HMRC require the filing of a full set of accounts along with the CT600 – which is the HMRC code for the Corporation Tax Return. When calculating the taxable profits in the Tax Computation there are usually items that we need to add back in to the profit and calculate ‘tax versions’ of those numbers, an example being depreciation calculated on fixed assets for account purposes, we add that figure back to the profit and calculate ‘Capital Allowances’ which is the same concept as depreciation, except the tax office decides how quickly (or slowly) we can recognise those purchases against the profits.
There are lots of rules surrounding calculation of coporation tax, lots of things you can do, can’t do or have to do differently. At SGW, we do regular CPD training to stay on top of developments in tax rule changes and we use expert advice to supplement our knowledge and experience where we need to (even we don’t know it all!!).
I’ve heard about iXBRL – what is it?!
iXBRL stands for ‘Inline eXtensible Business Reporting Language’ and what it means is that it tags item of data within the accounts so that Companies House and HMRC systems can read and ideantify everything electronically. These days, the vast majority of Accountants use software to prepare the accounts and tag them up at the same time.

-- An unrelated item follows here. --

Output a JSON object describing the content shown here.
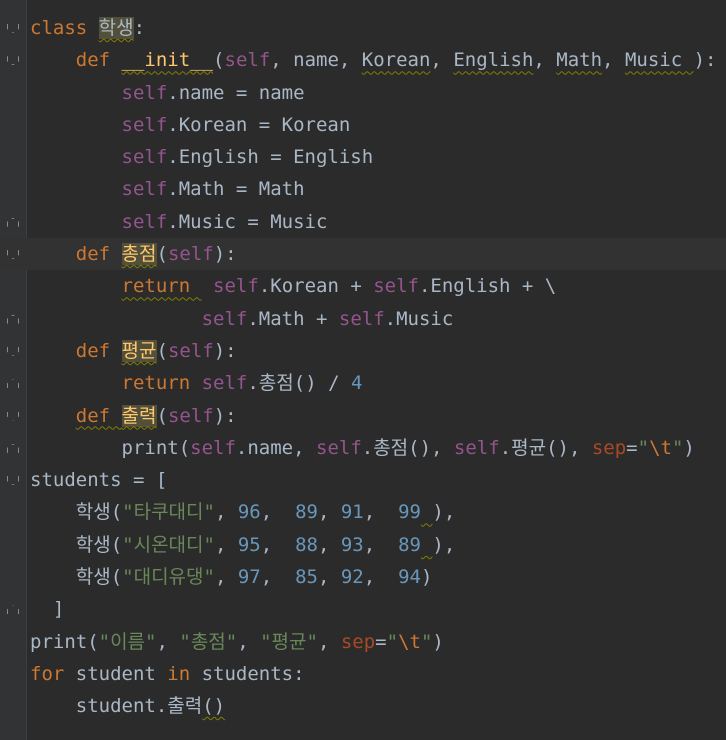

Can I prepare and file my own accounts and tax?
Of course you can! There are software companies out there that sell to buisness owners which will allow you to prepare all your accounts and tax returns with all the appropriate presentational and FRS support. And if you don’t want to spend any money at all, you can also submit accounts and tax returns through the HMRC/Companies House websites if you have calculated all your numbers to enter into the boxes.
It is worth remembering though, that as Accountants, we spend many years taking exams and gaining experience in practice to learn how to prepare accounts and tax returns correctly. There is a lot to know about what you can and can’t claim and the rules are different between self employed and limited companies. We’re not saying you shouldn’t do your own accounts, but for peace of mind of it being done correctly, it is worth spending the money to engaging an Accountant to do this part of your business for you.
Also the time you spend figuring out how to prepare and file your own accounts and tax returns – maybe you should spend that time finding an extra client or customer who will pay you more than you are paying an accountant to do this particular job for you.
How do you calculate your fees for preparing and filing accounts and tax return?
Many accountants still price their services based on how many hours it has taken to complete the job, they ask their staff to complete time sheets (often to every 6 minutes – doesn’t that sound stressful?!) and they use that to calculate how profitable (or not) they have been.
At SGW Accountants, we don’t use time sheets and we don’t track how many hours a job takes to complete, we price the job based on the turnover and transactions of the company. So a company with low turnover and few transactions will have a much lower fee than a company with moderate turnover and many transactions.
Generally running a funance function for a company (which will be bookkeeping, credit control, payroll, year end accounts and all tax returns relevant for that company), you should be looking at spending between 1.5% to 3% of your turnover depending on how transaction heavy your business is.